+++ EXCERPTED RECORDS +++

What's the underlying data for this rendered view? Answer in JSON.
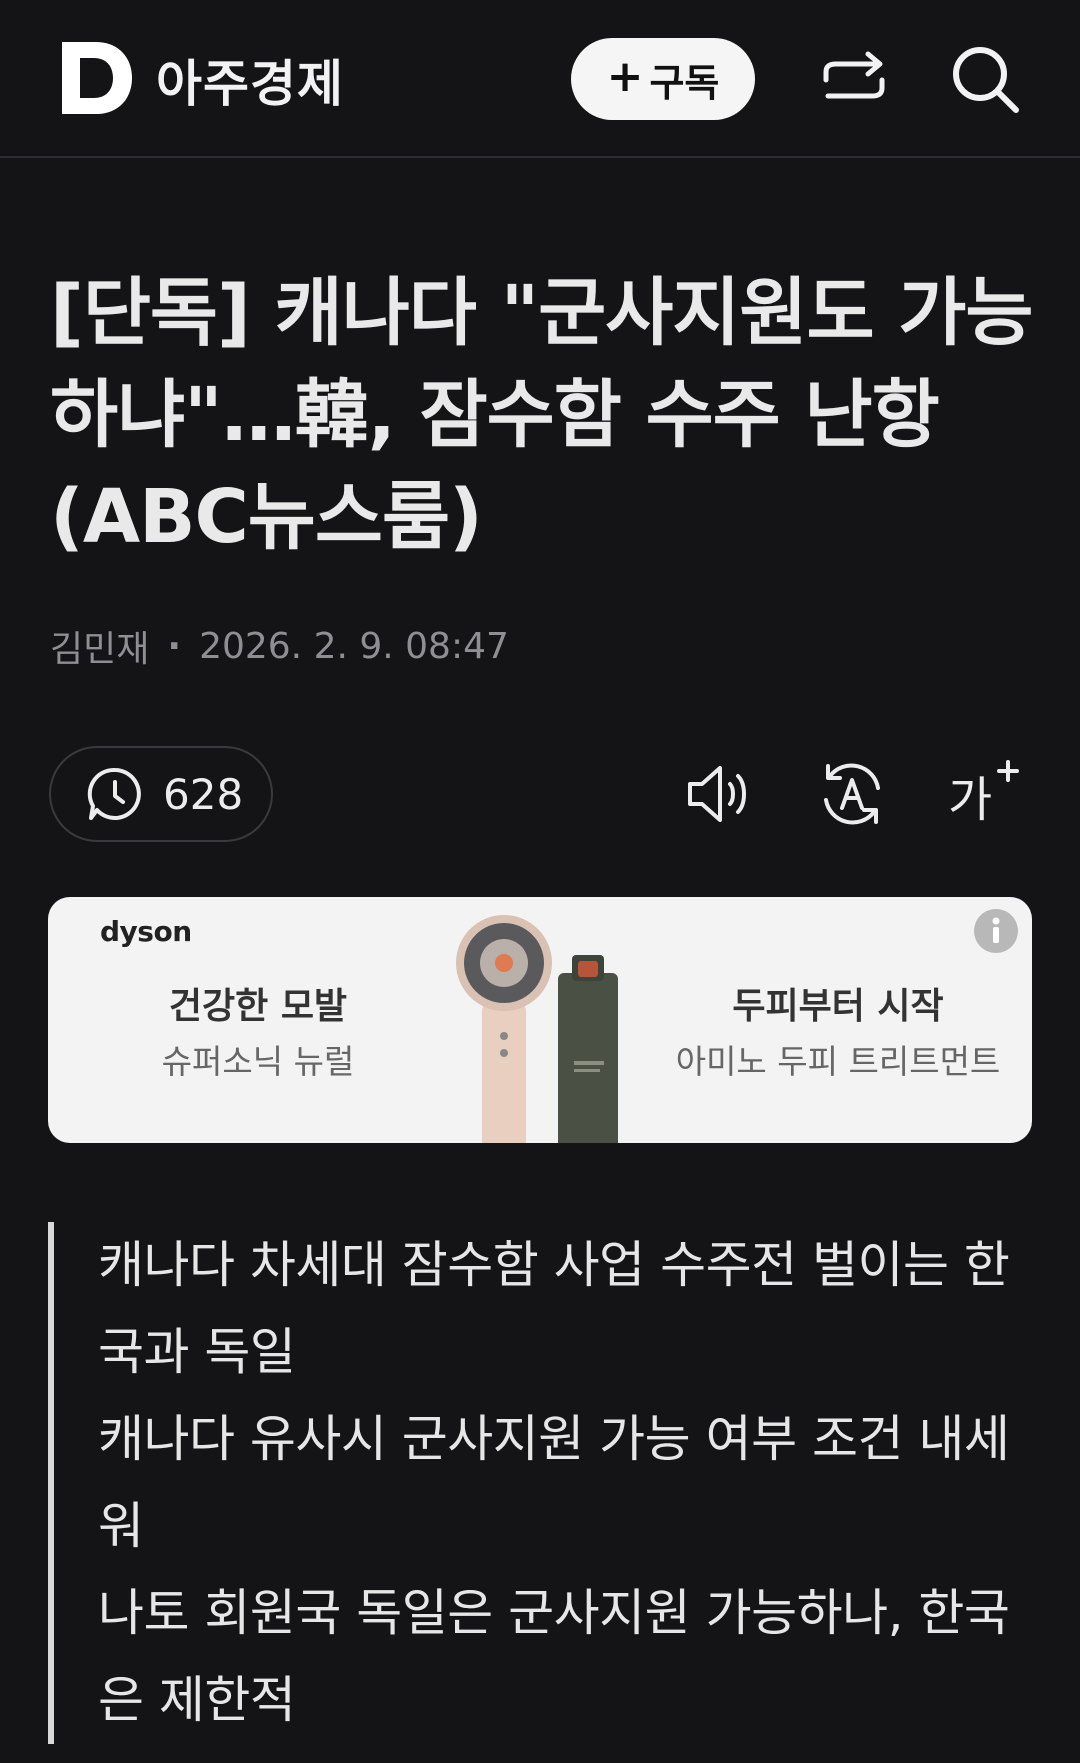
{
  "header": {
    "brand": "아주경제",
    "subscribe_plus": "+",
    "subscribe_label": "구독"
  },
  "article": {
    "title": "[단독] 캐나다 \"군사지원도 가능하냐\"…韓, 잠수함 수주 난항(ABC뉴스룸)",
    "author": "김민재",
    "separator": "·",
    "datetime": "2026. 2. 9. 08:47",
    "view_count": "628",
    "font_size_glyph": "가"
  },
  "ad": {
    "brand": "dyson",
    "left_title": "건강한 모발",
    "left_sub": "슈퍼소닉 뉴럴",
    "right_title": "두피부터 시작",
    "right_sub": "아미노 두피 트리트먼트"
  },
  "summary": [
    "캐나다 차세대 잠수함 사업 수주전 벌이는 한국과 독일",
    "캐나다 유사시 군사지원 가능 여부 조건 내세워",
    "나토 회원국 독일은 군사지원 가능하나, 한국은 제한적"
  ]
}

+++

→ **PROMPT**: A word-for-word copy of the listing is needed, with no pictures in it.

→ **TASK ANSWER**:
What's the underlying data for this rendered view? Answer in JSON.
{
  "header": {
    "brand": "아주경제",
    "subscribe_plus": "+",
    "subscribe_label": "구독"
  },
  "article": {
    "title": "[단독] 캐나다 \"군사지원도 가능하냐\"…韓, 잠수함 수주 난항(ABC뉴스룸)",
    "author": "김민재",
    "separator": "·",
    "datetime": "2026. 2. 9. 08:47",
    "view_count": "628",
    "font_size_glyph": "가"
  },
  "ad": {
    "brand": "dyson",
    "left_title": "건강한 모발",
    "left_sub": "슈퍼소닉 뉴럴",
    "right_title": "두피부터 시작",
    "right_sub": "아미노 두피 트리트먼트"
  },
  "summary": [
    "캐나다 차세대 잠수함 사업 수주전 벌이는 한국과 독일",
    "캐나다 유사시 군사지원 가능 여부 조건 내세워",
    "나토 회원국 독일은 군사지원 가능하나, 한국은 제한적"
  ]
}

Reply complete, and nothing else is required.